LONDON (Reuters) - Actress Judi Dench may be battling deteriorating eyesight and a failing memory but the veteran performer showed no sign of faltering when she teamed up with fellow James Bond star Ben Whishaw on a London stage on Monday.
Dench, 78, one of Britain’s most-respected actresses, has tackled a list of stage and film roles over her career, at ease with Shakespeare as in Hollywood, playing M in seven Bond movies before bowing out of 007’s life in last year’s “Skyfall”.
It emerged a year ago that Dench was suffering from macular degeneration, the leading cause of severe vision loss in people over 60, and she relied on friends to read scripts to her.
This month she told a television interview she took fish oil tablets daily to boost her memory and remember her lines but said she had no intention of slowing down or stopping acting.

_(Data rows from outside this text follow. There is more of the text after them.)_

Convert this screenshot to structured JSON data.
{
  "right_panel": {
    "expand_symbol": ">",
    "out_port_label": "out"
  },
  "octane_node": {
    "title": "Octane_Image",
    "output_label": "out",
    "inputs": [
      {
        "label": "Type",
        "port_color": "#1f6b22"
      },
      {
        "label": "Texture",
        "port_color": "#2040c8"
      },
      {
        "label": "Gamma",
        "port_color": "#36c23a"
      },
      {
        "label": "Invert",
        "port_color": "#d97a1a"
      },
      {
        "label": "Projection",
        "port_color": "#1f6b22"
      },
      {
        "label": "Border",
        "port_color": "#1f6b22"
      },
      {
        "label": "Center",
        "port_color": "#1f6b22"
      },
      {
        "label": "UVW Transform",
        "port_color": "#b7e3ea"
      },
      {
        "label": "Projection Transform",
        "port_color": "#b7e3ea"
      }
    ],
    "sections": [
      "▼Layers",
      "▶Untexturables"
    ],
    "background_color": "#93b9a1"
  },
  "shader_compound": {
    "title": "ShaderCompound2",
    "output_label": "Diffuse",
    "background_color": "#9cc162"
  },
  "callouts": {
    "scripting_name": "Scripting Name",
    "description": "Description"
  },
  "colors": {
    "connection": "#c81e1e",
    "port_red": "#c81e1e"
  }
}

Dench won nothing but praise on Tuesday for joining 32-year-old Whishaw, the gadget guy Q in James Bond, in a new play, “Peter and Alice”, by American playwright John Logan who co-wrote “Skyfall”.
“(Dench) lends to Alice her brilliance at combining a sense of tart, witty combativeness with a reverberant depth of bruised humanity,” wrote critic Paul Taylor in the Independent although he was less enamored with the play, giving it three stars out of five.

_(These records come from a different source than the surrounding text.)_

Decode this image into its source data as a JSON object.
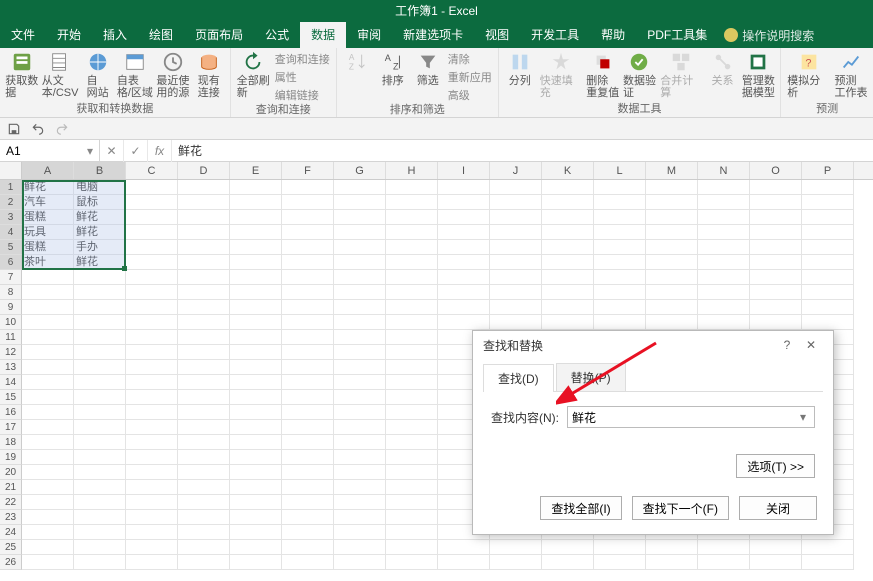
{
  "title": "工作簿1 - Excel",
  "tabs": [
    "文件",
    "开始",
    "插入",
    "绘图",
    "页面布局",
    "公式",
    "数据",
    "审阅",
    "新建选项卡",
    "视图",
    "开发工具",
    "帮助",
    "PDF工具集"
  ],
  "tell_me": "操作说明搜索",
  "active_tab": "数据",
  "ribbon_groups": {
    "get": {
      "label": "获取和转换数据",
      "btns": [
        "获取数\n据",
        "从文\n本/CSV",
        "自\n网站",
        "自表\n格/区域",
        "最近使\n用的源",
        "现有\n连接"
      ]
    },
    "query": {
      "label": "查询和连接",
      "main": "全部刷\n新",
      "sub": [
        "查询和连接",
        "属性",
        "编辑链接"
      ]
    },
    "sort": {
      "label": "排序和筛选",
      "btns": [
        "排序",
        "筛选"
      ],
      "sub": [
        "清除",
        "重新应用",
        "高级"
      ]
    },
    "tools": {
      "label": "数据工具",
      "btns": [
        "分列",
        "快速填充",
        "删除\n重复值",
        "数据验\n证",
        "合并计算",
        "关系",
        "管理数\n据模型"
      ]
    },
    "forecast": {
      "label": "预测",
      "btns": [
        "模拟分析",
        "预测\n工作表"
      ]
    }
  },
  "nameBox": "A1",
  "formula": "鲜花",
  "columns": [
    "A",
    "B",
    "C",
    "D",
    "E",
    "F",
    "G",
    "H",
    "I",
    "J",
    "K",
    "L",
    "M",
    "N",
    "O",
    "P"
  ],
  "rows": 26,
  "cells": {
    "1": [
      "鲜花",
      "电脑"
    ],
    "2": [
      "汽车",
      "鼠标"
    ],
    "3": [
      "蛋糕",
      "鲜花"
    ],
    "4": [
      "玩具",
      "鲜花"
    ],
    "5": [
      "蛋糕",
      "手办"
    ],
    "6": [
      "茶叶",
      "鲜花"
    ]
  },
  "dialog": {
    "title": "查找和替换",
    "tab_find": "查找(D)",
    "tab_replace": "替换(P)",
    "find_label": "查找内容(N):",
    "find_value": "鲜花",
    "options": "选项(T) >>",
    "find_all": "查找全部(I)",
    "find_next": "查找下一个(F)",
    "close": "关闭"
  }
}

“Dench is unmatchable,” raved the Times critic Libby Purves, giving the play that “breaks your heart open” five stars.
Logan’s play imagines a real-life meeting between an elderly Alice Liddell Hargreaves and 30-something Peter Llewellyn Davies at a Lewis Carroll exhibition in 1932, the people who inspired Carroll’s “Alice in Wonderland” and J.M. Barrie’s “Peter Pan”.

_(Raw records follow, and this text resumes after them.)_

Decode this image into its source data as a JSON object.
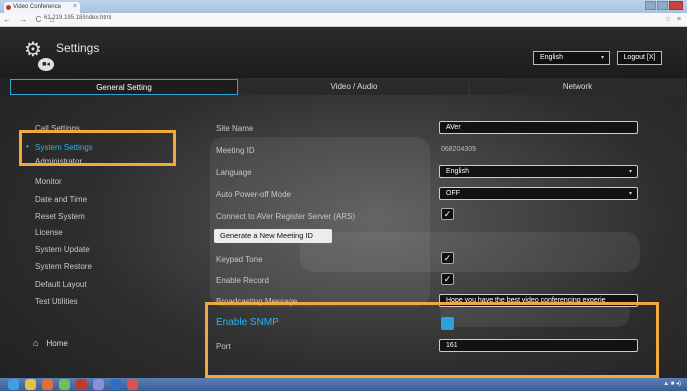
{
  "browser": {
    "tab_title": "Video Conference",
    "tab_close": "×",
    "url": "61.219.195.18/index.html",
    "nav_icons": "← → C ⌂",
    "bookmarks": "☆ ≡"
  },
  "header": {
    "title": "Settings",
    "language": "English",
    "logout_label": "Logout [X]"
  },
  "tabs": [
    {
      "label": "General Setting",
      "active": true
    },
    {
      "label": "Video / Audio",
      "active": false
    },
    {
      "label": "Network",
      "active": false
    }
  ],
  "sidebar": {
    "items": [
      {
        "label": "Call Settings"
      },
      {
        "label": "System Settings",
        "selected": true
      },
      {
        "label": "Administrator"
      },
      {
        "label": "Monitor"
      },
      {
        "label": "Date and Time"
      },
      {
        "label": "Reset System"
      },
      {
        "label": "License"
      },
      {
        "label": "System Update"
      },
      {
        "label": "System Restore"
      },
      {
        "label": "Default Layout"
      },
      {
        "label": "Test Utilities"
      }
    ],
    "home_label": "Home"
  },
  "settings": {
    "site_name_label": "Site Name",
    "site_name_value": "AVer",
    "meeting_id_label": "Meeting ID",
    "meeting_id_value": "068204309",
    "language_label": "Language",
    "language_value": "English",
    "auto_power_off_label": "Auto Power-off Mode",
    "auto_power_off_value": "OFF",
    "ars_label": "Connect to AVer Register Server (ARS)",
    "ars_checked": true,
    "generate_button_label": "Generate a New Meeting ID",
    "keypad_tone_label": "Keypad Tone",
    "keypad_tone_checked": true,
    "enable_record_label": "Enable Record",
    "enable_record_checked": true,
    "broadcasting_label": "Broadcasting Message",
    "broadcasting_value": "Hope you have the best video conferencing experie",
    "enable_snmp_label": "Enable SNMP",
    "port_label": "Port",
    "port_value": "161"
  },
  "colors": {
    "accent": "#2aa4d6",
    "highlight": "#f2a93b"
  }
}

As the two start talking and look back to their childhoods, the gaps start to emerge between the fantasies of the stories they inspired and the harsh reality they faced as adults, confronting loss, death, illness and alcoholism.
The 90-minute play, painfully moving, was described as a tenderly sketched portrait of life’s challenges.
“No one expresses that pain and resilience quite as acutely yet stoically as Judi Dench, and she is ideally partnered by the more depressively hang-dog presence of Ben Whishaw for a beautiful study in contrasts of how they deal with life’s blows,” wrote critic Mark Shenton in the Stage.
The true story of the five Davies brothers, whom Barrie befriended, is tragic. The eldest, George, died in the trenches of World War I, while Michael, the second youngest, committed suicide aged 20, and Peter, the middle child, killed himself by throwing himself in front of a London train in 1960 aged 63.
The case of Alice Hargreaves (nee Liddell) is almost as sad. She lost two of her three sons in World War I and ended up broke after her husband’s death, selling off the original 1864 “Alice” manuscript to raise cash. She died in 1934.
“One of Judi Dench’s great strengths, seen in countless Shakespearean heroines such as Viola and Beatrice, is her ability to combine ecstasy and melancholy, witnessed in abundance here,” wrote the Guardian’s critic Michael Billington, giving the play four stars.
“Peter and Alice”, running at London’s Noel Coward theatre until June 1, is Logan’s first new play since “Red” which opened in London in 2009 and went on to win six Tony awards, Broadway’s highest honors, in 2010.
Editing by Sophie Hares